A novelty in the field of Russian intellectual property law: as of June 1st, 2016, an applicant for an infringement action is required to submit a letter of formal notice to the defendant and wait 30 days before initiating legal proceedings. Thus, an infringement action must always begin with an attempt to resolve the dispute amicably.
The requirement applies to civil cases except for a limited number of instances such as for example, cancellation actions on the grounds of non-use.
Prior to this amendment, sending a letter of formal notice before filing an infringement claim was optional. As of June 1st however, if an applicant files an infringement claim before a judge without having submitted a letter of formal notice, or if the applicant fails to wait 30 days after the issuance of such a notice, the action will be considered inadmissible.

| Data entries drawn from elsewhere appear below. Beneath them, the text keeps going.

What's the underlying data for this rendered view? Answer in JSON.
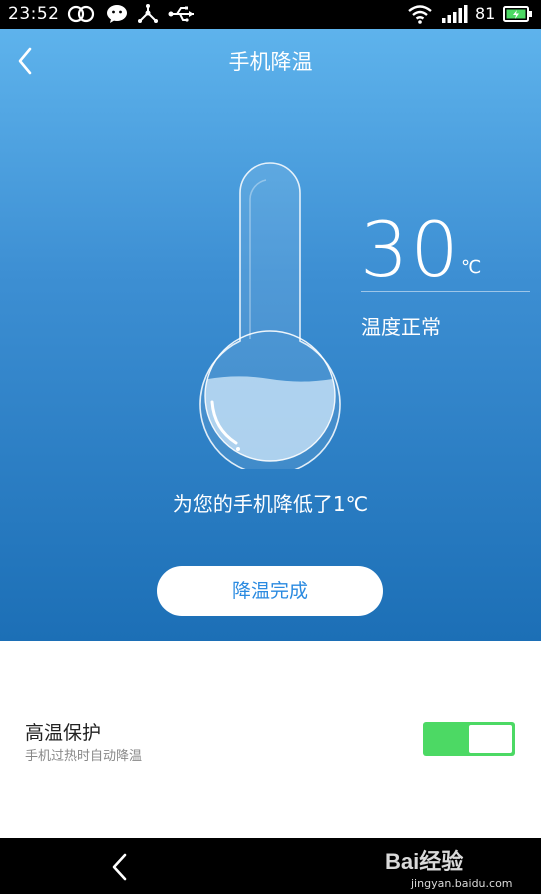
{
  "status_bar": {
    "time": "23:52",
    "battery_percent": "81",
    "icons": [
      "infinity-icon",
      "wechat-icon",
      "share-hub-icon",
      "usb-icon",
      "wifi-icon",
      "signal-icon",
      "battery-charging-icon"
    ]
  },
  "header": {
    "title": "手机降温",
    "back_icon": "back-chevron-icon"
  },
  "temperature": {
    "value": "30",
    "unit": "℃",
    "status": "温度正常"
  },
  "message": "为您的手机降低了1℃",
  "done_button": "降温完成",
  "settings": {
    "protection_title": "高温保护",
    "protection_subtitle": "手机过热时自动降温",
    "protection_enabled": true
  },
  "watermark": {
    "brand": "Bai经验",
    "url": "jingyan.baidu.com"
  },
  "colors": {
    "hero_top": "#5eb3ec",
    "hero_bottom": "#1c6fb6",
    "button_text": "#2a8ae0",
    "toggle_on": "#4cd964"
  }
}
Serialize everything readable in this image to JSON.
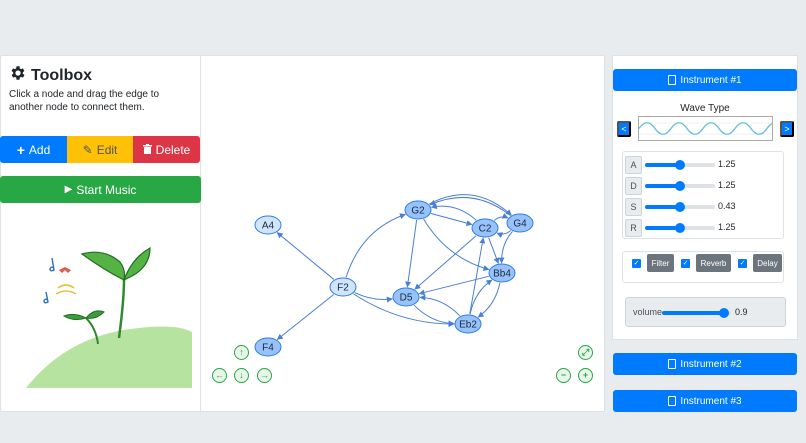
{
  "toolbox": {
    "title": "Toolbox",
    "description": "Click a node and drag the edge to another node to connect them."
  },
  "actions": {
    "add_label": "Add",
    "edit_label": "Edit",
    "delete_label": "Delete",
    "start_label": "Start Music",
    "add_color": "#007bff",
    "edit_color": "#ffc107",
    "delete_color": "#dc3545",
    "start_color": "#28a745"
  },
  "graph": {
    "nodes": [
      {
        "id": "A4",
        "label": "A4",
        "selected": false
      },
      {
        "id": "G2",
        "label": "G2",
        "selected": true
      },
      {
        "id": "C2",
        "label": "C2",
        "selected": true
      },
      {
        "id": "G4",
        "label": "G4",
        "selected": true
      },
      {
        "id": "F2",
        "label": "F2",
        "selected": false
      },
      {
        "id": "D5",
        "label": "D5",
        "selected": true
      },
      {
        "id": "Bb4",
        "label": "Bb4",
        "selected": true
      },
      {
        "id": "Eb2",
        "label": "Eb2",
        "selected": true
      },
      {
        "id": "F4",
        "label": "F4",
        "selected": true
      }
    ],
    "edges": [
      [
        "F2",
        "A4"
      ],
      [
        "F2",
        "F4"
      ],
      [
        "F2",
        "G2"
      ],
      [
        "F2",
        "D5"
      ],
      [
        "F2",
        "Eb2"
      ],
      [
        "G2",
        "D5"
      ],
      [
        "G2",
        "C2"
      ],
      [
        "G2",
        "G4"
      ],
      [
        "G2",
        "Bb4"
      ],
      [
        "C2",
        "G2"
      ],
      [
        "C2",
        "D5"
      ],
      [
        "C2",
        "Bb4"
      ],
      [
        "C2",
        "G4"
      ],
      [
        "G4",
        "C2"
      ],
      [
        "G4",
        "Bb4"
      ],
      [
        "G4",
        "G2"
      ],
      [
        "Bb4",
        "Eb2"
      ],
      [
        "Bb4",
        "D5"
      ],
      [
        "Eb2",
        "Bb4"
      ],
      [
        "Eb2",
        "D5"
      ],
      [
        "Eb2",
        "C2"
      ],
      [
        "D5",
        "Eb2"
      ]
    ],
    "node_color": "#97c2fc",
    "node_border": "#2b7ce9",
    "edge_color": "#4a7fd4"
  },
  "navigation": {
    "up": "up-arrow-icon",
    "left": "left-arrow-icon",
    "down": "down-arrow-icon",
    "right": "right-arrow-icon",
    "fit": "fit-icon",
    "zoom_out": "zoom-out-icon",
    "zoom_in": "zoom-in-icon"
  },
  "instruments": [
    {
      "label": "Instrument #1"
    },
    {
      "label": "Instrument #2"
    },
    {
      "label": "Instrument #3"
    }
  ],
  "synth": {
    "wave_type_label": "Wave Type",
    "prev_label": "<",
    "next_label": ">",
    "adsr": [
      {
        "label": "A",
        "value": "1.25",
        "fraction": 0.5
      },
      {
        "label": "D",
        "value": "1.25",
        "fraction": 0.5
      },
      {
        "label": "S",
        "value": "0.43",
        "fraction": 0.5
      },
      {
        "label": "R",
        "value": "1.25",
        "fraction": 0.5
      }
    ],
    "effects": [
      {
        "label": "Filter",
        "checked": true
      },
      {
        "label": "Reverb",
        "checked": true
      },
      {
        "label": "Delay",
        "checked": true
      }
    ],
    "volume_label": "volume",
    "volume_value": "0.9",
    "volume_fraction": 0.9
  }
}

The reform implies a development in the evidence to be produced by the parties during proceedings. Indeed, the parties will have to produce evidence of their amicable discussions in court. It is also worth noting that following the wording of the law, the applicant will most likely have to enclose a copy of the accompanying letter sent by registered mail, in order to confirm that the letter of formal notice was actually sent.
The new legislation does not require the applicant to produce evidence that the defendant has received the letter. However, in practice, we can expect that in order to delay the proceedings, the defendant will argue that he/she did not receive the formal notice. In such a case, the defendant would not have had the opportunity to remedy the infringement prior to any proceedings and the out-of-court phase would not been complied with.
This reform necessarily implies changes in the trademarks and domain name defence strategy in the Russian Federation.
It will be interesting to follow the case law pertaining to these novelties and their implementation.